Trotsky’s Amalgams, (Trotsky’s Lies, The Moscow Trials As Evidence, The Dewey Commission), Trotsky’s Conspiracies of the 1930s, Volume One, Grover Furr, Erythros Press and Media, Kettering, corrected edition March 2016, 536 pages.

Yezhov vs. Stalin, the truth about mass repressions and the so-called ‘Great Terror’ in the USSR, Grover Furr, Erythros Press and Media, Kettering, corrected edition April 2017, 250 pages.

Leon Trotsky’s collaboration with Germany and Japan, Trotsky’s Conspiracies of the 1930s, Volume Two, Grover Furr, Erythros Press and Media, Kettering, 2017, 386 pages. [too bog for blog]

The Fraud of the Dewey Commission, Leon Trotsky’s Lies, Grover Furr, Red Star Press, New York, July 2018, 99 pages.

The Moscow Trials as evidence, Grover Furr, Red Star Press, New York, July 2018, 169 pages.

Trotsky’s Lies, Grover Furr, corrected edition, August 2019, Erythros Press and Media, Kettering, 2019, 196 pages.
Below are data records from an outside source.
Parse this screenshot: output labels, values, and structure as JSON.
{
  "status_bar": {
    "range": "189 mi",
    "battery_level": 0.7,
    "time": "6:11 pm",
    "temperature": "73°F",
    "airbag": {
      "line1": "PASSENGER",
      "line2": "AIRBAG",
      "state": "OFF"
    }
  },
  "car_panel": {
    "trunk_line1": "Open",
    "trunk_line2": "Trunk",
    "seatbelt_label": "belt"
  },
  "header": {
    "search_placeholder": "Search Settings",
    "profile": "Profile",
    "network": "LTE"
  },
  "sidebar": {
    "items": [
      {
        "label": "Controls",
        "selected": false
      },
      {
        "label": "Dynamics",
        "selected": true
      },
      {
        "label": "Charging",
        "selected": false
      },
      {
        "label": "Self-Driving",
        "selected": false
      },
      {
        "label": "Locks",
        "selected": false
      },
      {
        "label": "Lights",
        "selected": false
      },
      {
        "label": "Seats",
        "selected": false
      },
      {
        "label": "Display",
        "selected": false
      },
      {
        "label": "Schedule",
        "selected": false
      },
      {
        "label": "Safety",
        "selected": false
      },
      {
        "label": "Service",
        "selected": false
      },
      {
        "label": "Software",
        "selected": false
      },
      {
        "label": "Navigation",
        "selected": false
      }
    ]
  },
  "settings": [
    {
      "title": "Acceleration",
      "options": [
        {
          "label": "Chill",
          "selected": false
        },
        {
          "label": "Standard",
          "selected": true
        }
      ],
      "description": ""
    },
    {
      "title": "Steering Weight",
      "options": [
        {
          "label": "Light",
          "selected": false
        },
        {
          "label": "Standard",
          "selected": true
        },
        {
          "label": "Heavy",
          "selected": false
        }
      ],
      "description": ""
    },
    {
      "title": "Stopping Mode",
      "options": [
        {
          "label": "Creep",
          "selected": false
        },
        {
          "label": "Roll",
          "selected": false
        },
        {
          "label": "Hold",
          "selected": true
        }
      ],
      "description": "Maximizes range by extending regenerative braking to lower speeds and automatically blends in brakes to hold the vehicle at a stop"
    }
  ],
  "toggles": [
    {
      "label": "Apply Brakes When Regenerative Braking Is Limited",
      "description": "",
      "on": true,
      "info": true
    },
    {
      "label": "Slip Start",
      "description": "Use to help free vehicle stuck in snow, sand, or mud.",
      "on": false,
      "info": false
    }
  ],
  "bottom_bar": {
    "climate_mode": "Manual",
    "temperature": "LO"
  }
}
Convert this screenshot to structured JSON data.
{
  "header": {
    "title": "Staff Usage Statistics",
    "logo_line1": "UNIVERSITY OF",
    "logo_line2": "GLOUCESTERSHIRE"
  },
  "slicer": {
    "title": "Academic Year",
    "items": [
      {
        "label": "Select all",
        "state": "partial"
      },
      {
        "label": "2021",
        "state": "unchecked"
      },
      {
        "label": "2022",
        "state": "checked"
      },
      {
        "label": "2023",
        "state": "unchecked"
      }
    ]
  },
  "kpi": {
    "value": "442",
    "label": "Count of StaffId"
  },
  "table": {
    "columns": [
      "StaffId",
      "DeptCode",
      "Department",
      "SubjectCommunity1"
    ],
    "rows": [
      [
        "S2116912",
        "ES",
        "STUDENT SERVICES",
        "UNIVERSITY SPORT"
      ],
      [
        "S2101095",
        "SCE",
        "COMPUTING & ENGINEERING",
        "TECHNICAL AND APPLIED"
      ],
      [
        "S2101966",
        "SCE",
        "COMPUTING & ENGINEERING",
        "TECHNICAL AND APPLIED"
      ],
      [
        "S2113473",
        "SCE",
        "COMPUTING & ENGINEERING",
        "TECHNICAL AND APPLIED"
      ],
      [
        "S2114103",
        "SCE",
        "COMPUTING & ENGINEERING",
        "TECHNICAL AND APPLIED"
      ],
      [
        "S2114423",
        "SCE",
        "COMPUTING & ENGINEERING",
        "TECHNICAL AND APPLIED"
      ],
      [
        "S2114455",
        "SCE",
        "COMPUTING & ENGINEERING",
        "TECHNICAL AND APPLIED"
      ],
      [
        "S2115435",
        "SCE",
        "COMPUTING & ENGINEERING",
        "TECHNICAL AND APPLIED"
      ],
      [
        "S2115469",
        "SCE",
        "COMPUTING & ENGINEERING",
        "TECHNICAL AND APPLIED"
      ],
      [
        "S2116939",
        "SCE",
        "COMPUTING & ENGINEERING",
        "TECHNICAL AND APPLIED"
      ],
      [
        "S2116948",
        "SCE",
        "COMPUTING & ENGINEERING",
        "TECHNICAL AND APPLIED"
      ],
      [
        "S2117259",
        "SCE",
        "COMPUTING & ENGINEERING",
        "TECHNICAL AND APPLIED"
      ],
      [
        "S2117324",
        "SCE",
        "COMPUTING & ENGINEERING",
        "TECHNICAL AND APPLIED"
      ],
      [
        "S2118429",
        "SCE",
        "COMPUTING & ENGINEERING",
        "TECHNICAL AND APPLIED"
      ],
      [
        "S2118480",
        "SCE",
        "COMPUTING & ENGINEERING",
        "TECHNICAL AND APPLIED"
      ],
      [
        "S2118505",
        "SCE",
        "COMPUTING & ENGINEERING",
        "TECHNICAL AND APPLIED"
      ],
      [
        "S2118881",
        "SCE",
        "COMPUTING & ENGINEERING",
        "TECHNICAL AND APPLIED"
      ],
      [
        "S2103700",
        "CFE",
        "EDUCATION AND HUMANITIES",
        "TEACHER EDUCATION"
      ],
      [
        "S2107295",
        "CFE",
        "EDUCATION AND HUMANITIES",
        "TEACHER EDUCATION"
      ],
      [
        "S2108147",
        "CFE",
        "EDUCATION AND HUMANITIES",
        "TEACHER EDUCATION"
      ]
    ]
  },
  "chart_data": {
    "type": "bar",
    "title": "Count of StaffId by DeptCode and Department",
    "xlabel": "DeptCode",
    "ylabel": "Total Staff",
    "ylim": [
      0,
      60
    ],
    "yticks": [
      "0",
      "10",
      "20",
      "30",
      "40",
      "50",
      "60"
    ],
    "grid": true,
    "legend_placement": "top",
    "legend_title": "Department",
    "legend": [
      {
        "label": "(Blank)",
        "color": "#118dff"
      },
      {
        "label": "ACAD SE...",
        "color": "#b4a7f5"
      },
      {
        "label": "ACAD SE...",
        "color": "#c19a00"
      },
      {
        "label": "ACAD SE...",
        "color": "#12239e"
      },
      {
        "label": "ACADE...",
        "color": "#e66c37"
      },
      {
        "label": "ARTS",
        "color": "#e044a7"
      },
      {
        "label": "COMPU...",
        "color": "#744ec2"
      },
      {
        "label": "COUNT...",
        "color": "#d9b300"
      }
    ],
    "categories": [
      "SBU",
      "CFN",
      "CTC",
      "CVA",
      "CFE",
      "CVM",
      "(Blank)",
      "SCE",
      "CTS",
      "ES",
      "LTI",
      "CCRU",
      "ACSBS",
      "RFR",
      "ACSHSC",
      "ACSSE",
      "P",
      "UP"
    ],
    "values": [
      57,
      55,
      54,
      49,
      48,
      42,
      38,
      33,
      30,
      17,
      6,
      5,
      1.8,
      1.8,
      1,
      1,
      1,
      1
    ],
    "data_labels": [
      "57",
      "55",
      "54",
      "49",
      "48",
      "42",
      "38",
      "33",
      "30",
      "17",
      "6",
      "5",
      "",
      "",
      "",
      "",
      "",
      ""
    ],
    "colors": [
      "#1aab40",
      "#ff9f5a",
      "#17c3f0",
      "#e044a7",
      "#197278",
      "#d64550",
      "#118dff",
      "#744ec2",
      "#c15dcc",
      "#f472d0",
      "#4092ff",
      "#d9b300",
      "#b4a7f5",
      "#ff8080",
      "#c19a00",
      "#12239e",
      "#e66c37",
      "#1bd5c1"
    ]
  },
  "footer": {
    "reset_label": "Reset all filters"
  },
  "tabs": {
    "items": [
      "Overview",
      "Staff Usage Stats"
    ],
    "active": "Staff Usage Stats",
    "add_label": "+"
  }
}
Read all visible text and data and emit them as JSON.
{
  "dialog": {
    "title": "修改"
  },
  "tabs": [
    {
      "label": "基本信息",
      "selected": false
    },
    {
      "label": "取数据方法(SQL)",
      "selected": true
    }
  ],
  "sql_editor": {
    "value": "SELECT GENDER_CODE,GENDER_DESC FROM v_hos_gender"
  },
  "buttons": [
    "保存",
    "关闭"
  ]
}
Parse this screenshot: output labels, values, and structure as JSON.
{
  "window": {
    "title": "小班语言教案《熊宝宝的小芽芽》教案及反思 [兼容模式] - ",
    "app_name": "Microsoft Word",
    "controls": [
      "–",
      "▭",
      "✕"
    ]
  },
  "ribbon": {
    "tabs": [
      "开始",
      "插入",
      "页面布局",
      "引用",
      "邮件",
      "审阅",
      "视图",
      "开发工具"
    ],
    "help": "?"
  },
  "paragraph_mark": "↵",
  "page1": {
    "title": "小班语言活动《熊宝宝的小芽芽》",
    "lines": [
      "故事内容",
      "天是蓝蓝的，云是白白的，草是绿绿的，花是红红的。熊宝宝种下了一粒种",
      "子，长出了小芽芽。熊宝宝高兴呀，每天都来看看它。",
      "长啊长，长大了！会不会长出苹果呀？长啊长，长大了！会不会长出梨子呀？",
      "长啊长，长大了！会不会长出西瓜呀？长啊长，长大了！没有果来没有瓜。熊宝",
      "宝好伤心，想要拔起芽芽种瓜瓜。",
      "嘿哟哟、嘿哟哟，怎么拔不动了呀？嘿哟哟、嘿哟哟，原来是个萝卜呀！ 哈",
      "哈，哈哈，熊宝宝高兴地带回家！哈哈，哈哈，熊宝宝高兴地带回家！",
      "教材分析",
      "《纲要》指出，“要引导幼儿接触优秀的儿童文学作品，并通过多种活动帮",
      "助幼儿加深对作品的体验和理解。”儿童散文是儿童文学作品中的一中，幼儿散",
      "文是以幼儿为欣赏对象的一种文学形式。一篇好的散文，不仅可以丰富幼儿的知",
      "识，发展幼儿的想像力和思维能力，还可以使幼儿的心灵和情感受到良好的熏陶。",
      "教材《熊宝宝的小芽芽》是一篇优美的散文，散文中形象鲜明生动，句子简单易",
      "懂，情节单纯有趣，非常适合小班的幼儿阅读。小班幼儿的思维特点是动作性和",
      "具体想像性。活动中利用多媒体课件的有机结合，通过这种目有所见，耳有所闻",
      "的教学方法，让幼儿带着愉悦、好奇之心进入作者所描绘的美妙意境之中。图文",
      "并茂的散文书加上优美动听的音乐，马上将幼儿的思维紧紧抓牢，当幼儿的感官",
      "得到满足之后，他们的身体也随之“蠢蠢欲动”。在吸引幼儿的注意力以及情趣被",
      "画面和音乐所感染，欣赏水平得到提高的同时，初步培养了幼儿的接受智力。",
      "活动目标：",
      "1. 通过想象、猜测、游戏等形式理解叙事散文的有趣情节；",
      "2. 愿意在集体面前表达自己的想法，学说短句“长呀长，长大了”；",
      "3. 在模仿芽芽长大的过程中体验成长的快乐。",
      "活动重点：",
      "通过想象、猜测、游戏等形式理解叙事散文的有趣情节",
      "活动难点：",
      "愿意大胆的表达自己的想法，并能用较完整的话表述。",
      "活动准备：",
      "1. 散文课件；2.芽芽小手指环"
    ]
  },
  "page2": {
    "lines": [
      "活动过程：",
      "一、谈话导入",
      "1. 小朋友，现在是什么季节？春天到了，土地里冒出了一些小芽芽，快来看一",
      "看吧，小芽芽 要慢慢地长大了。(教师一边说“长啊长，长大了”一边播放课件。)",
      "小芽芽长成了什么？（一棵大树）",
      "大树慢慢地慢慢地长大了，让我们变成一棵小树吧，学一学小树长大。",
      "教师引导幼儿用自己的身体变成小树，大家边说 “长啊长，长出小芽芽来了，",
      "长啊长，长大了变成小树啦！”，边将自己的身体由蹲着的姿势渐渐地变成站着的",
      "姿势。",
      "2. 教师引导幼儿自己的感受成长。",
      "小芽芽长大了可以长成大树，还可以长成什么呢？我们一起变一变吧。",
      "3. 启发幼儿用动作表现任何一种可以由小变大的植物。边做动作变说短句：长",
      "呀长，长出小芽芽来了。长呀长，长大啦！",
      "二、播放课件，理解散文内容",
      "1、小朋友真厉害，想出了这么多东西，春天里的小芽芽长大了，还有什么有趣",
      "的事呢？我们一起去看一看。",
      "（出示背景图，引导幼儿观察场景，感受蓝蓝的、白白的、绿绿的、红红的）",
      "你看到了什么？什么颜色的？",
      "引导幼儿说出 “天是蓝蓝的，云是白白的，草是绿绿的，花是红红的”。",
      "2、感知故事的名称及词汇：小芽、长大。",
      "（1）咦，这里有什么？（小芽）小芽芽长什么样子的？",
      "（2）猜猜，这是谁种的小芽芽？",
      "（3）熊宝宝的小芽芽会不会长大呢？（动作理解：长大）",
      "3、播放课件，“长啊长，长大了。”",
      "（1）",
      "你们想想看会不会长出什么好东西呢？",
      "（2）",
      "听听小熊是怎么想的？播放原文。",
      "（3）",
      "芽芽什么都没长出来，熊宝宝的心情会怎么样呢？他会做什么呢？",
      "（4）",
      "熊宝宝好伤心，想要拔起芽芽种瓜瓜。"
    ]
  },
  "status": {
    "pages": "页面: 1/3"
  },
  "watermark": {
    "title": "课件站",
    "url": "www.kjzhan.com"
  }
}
Stalin, waiting for … the truth, exposing the falsehoods in Stephen Kotkins ‘Stalin, waiting for Hitler, 1929-1941’, Grover Furr, Red Star Publishers, New York, corrected edition April 2019, 393 pages.

New evidence of Trotsky’s conspiracy, Grover Furr, Erythros Press and Media, Kettering, 2020, 196 pages.

More on the USSR